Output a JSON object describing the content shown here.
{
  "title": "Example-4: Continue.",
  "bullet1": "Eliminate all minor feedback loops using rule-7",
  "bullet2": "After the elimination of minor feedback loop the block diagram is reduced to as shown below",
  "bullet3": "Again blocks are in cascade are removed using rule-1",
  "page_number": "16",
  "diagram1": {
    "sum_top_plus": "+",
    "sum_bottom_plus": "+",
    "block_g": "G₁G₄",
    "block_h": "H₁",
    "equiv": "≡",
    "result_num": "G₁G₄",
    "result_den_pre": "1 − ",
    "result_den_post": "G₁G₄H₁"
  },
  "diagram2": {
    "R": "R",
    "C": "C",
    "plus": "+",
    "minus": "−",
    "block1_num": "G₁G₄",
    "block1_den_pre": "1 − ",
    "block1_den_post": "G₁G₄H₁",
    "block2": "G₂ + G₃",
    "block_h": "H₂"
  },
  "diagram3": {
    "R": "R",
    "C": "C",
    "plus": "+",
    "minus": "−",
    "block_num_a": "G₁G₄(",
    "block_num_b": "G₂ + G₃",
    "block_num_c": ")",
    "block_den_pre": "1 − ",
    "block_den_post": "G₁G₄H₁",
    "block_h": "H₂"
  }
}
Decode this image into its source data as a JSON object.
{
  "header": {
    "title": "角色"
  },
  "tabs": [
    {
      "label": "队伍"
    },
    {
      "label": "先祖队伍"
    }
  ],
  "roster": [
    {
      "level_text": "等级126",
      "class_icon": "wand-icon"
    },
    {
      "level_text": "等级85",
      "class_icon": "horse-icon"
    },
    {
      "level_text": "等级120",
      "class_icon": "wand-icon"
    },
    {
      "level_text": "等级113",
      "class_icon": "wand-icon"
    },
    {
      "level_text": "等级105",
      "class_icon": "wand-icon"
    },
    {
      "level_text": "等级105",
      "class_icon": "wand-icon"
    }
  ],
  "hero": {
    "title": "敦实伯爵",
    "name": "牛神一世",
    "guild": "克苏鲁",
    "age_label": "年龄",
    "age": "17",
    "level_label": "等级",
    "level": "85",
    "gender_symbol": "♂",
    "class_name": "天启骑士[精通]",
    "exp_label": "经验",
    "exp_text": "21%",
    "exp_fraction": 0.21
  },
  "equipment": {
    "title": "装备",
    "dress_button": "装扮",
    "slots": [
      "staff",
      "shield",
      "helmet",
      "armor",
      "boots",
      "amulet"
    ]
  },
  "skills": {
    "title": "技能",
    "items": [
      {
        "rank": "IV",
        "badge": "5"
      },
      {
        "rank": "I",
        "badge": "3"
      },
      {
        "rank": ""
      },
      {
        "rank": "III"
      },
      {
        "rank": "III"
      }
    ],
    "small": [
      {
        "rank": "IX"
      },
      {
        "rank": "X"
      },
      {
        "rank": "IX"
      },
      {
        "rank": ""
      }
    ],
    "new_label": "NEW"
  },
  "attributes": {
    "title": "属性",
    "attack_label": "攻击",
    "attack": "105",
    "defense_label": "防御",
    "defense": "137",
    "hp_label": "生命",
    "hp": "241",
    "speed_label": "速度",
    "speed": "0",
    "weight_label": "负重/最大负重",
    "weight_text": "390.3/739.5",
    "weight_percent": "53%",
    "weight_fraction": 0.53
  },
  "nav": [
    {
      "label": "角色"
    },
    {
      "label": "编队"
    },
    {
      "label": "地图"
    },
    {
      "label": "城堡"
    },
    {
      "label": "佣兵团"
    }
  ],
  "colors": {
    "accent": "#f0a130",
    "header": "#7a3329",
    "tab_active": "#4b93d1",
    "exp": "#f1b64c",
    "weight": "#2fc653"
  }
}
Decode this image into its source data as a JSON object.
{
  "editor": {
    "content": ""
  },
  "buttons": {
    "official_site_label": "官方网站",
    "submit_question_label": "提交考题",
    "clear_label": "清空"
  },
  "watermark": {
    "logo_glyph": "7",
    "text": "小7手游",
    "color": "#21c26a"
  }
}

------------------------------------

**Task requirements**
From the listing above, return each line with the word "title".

**Finished exercise**
  "title": "Example-4: Continue.",
    "title": "角色"
    "title": "敦实伯爵",
    "title": "装备",
    "title": "技能",
    "title": "属性",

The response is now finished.